Reading David’s review of Pacificana inspired me to make some dim sum of my own. I picked up some dumpling wrappers at Hong Kong market in Manhattan’s Chinatown – though you can find perfectly competent wrappers all over the city. Homemade dumplings are fast, delicious, and a lot of fun to make. You can fill them with virtually anything and they’ll almost always come out great. Just remember not to over stuff.
I had some nice chives from the Borough Hall farmers market so I recently made these classic pork and chive dumplings. When shopping for pork you can get away with supermarket pre-ground pork but it’s just as quick — and much better — to grind pork shoulder yourself (since you’ll be using the food processor anyway). Or if you’re near a butcher, ask for their fresh ground pork shoulder.
The trick is to grind the ingredients in a food processor just till they’re ground enough to stuff into the dumpling wrapper. Don’t grind them too finely.
You can cook the dumplings in any number of ways, but I like a combination of frying to sear the bottom and them steaming to cook through. It doesn’t require any complicated equipment, just a frying pan with a cover. (You can even use a sheet of tin foil if you don’t have a cover).
Dip them into your favorite dumpling sauce – try mixing 2 parts soy sauce, 1 part rice vinegar, a splash of sesame oil, and if you want something spicy, add minced chilis or sriracha. A little palm sugar or honey if you want too.
1 package circular dumpling wrappers
1/2 pound ground pork shoulder
1 bunch chives
2 cloves garlic
1/2 inch piece of ginger
2 thai chilis (optional)
1 tsp corn starch
1. Grind pork shoulder in a food processor (if not pre-ground), making sure the pieces are not too small. Remove the pork from the processor to a mixing bowl. Peel the garlic and ginger and roughly chop them along with the chives and thai chilis if you’re using. Grind them together in the food processor. Combine with pork in the mixing bowl and gently mix, seasoning with salt and pepper.
2. Combine 1 tsp corn starch with some water in a small bowl. With your hands or a spoon, scoop out a small amount of the pork mixture and place it in the middle of a circular dumpling wrapper. Dip a finger in the corn starch and water mixture and trace your finger around the edge of the wrapper. Fold the edges towards each other like a half moon and press the edges together. You can also try some other shapes if you’d like.
3. When you’ve made all the dumplings, heat a pan large enough to fit the dumplings to medium-high heat. Add vegetable oil or sesame oil to the pan.
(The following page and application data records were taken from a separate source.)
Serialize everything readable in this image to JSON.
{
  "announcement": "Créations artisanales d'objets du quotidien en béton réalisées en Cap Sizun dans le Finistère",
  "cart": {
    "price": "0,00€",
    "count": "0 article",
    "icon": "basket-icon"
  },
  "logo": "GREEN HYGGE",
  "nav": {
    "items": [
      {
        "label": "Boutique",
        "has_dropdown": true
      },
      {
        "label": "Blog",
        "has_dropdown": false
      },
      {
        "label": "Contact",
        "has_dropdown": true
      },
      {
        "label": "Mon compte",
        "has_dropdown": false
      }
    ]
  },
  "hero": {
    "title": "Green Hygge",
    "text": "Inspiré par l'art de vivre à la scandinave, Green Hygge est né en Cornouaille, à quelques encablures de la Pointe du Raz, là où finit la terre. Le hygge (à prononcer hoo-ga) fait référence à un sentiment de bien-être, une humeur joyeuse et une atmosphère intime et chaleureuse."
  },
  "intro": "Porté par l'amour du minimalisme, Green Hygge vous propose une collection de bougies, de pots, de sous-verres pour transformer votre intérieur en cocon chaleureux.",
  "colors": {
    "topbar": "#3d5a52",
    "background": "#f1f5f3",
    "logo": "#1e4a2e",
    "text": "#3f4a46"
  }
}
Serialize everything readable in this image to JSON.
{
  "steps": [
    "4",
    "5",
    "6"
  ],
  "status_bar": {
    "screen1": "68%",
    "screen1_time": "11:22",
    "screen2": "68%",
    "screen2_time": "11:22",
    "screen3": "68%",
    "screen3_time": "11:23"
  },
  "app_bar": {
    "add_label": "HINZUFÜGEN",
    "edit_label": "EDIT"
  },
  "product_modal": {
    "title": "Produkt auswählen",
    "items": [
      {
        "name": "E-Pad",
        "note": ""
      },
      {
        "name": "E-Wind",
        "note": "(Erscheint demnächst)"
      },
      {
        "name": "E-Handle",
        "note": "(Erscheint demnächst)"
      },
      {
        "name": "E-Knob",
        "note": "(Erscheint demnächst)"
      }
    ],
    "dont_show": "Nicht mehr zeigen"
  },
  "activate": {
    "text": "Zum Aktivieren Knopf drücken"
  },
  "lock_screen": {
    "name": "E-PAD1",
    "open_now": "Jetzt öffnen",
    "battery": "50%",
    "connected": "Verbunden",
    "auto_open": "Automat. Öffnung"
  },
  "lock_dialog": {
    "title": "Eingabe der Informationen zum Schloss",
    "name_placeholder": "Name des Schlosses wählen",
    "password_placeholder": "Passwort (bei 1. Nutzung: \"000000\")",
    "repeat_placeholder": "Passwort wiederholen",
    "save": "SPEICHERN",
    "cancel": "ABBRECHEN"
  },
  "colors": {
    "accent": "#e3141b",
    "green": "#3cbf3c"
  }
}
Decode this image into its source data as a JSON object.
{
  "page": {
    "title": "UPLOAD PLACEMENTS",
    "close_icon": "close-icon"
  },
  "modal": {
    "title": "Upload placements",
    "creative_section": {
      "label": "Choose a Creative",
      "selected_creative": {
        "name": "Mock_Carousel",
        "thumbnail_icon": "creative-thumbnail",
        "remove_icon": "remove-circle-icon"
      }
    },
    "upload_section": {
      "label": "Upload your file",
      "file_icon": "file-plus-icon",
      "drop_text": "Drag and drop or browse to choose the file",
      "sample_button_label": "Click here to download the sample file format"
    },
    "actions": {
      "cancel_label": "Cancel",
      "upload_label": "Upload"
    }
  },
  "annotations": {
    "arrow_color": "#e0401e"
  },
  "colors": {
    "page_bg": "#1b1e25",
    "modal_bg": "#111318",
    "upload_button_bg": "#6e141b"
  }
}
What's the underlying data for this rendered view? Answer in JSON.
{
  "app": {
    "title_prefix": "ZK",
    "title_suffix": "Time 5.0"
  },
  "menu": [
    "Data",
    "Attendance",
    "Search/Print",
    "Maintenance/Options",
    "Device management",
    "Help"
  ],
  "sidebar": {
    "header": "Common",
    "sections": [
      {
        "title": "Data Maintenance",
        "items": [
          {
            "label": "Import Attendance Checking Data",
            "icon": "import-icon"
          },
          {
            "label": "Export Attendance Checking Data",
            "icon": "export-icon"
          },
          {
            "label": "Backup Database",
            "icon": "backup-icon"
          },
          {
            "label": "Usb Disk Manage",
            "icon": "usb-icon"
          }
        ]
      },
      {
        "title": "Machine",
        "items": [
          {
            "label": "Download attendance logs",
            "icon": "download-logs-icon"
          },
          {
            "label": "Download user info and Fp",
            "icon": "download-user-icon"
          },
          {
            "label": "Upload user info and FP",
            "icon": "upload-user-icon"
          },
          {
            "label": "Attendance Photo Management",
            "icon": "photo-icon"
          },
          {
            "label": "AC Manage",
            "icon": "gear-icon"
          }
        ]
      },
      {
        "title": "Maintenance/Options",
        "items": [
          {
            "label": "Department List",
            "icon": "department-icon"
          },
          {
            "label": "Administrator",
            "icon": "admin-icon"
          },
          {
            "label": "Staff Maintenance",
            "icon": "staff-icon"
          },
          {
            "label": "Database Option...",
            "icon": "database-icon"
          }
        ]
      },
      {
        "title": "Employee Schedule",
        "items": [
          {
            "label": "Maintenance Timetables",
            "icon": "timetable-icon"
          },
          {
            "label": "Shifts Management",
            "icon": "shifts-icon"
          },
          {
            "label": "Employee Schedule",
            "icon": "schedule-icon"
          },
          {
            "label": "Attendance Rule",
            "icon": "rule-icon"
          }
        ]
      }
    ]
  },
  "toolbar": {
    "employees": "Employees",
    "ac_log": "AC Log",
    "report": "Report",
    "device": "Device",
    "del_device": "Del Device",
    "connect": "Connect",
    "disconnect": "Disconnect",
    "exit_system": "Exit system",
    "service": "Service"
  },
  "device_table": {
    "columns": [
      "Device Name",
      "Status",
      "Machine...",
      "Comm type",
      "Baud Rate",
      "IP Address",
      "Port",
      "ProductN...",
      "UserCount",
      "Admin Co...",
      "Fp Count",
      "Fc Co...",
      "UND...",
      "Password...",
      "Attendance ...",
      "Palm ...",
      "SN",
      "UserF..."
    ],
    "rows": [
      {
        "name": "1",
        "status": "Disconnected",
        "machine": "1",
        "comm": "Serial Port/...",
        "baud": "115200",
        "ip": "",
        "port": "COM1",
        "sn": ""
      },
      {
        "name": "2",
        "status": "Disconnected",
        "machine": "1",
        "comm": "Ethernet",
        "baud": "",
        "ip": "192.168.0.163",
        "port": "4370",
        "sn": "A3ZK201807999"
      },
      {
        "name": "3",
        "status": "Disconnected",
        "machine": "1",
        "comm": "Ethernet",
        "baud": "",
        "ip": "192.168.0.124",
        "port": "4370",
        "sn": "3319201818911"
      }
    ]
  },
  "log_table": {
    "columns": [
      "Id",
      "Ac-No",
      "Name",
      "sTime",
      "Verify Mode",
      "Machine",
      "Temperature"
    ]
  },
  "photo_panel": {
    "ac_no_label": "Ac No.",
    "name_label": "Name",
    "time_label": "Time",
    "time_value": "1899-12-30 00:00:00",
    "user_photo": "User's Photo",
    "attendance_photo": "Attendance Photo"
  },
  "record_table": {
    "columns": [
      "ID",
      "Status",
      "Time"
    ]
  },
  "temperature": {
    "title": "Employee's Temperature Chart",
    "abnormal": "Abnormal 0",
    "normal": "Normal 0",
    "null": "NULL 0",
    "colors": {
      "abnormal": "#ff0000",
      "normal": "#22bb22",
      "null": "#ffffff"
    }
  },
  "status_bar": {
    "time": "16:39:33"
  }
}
When the pan gets fairly hot, carefully add the dumplings to the pan. Cook for about 2 minutes until the bottom side of the dumplings get crispy. Meanwhile, fill a measuring cup with 1/2-2/3 of a cup of water. When the dumplings are browned, add the water to the pan and immediately cover. Be careful, as the oil will immediately splatter when you add the water. If you don’t have a cover, you can lightly place a sheet of tin foil over the pan – just be careful not to burn yourself. Cook for about 5 minutes or until the water evaporates.
4. Carefully remove the dumplings to a plate. Eddie Huang of Bauhaus once told me you should serve them browned side up so everyone can see how well you fried your dumplings. Your call. Serve immediately with a cold beer and your favorite dumpling sauce.
Makes: 25-30 dumplings
Total time: 45 minutes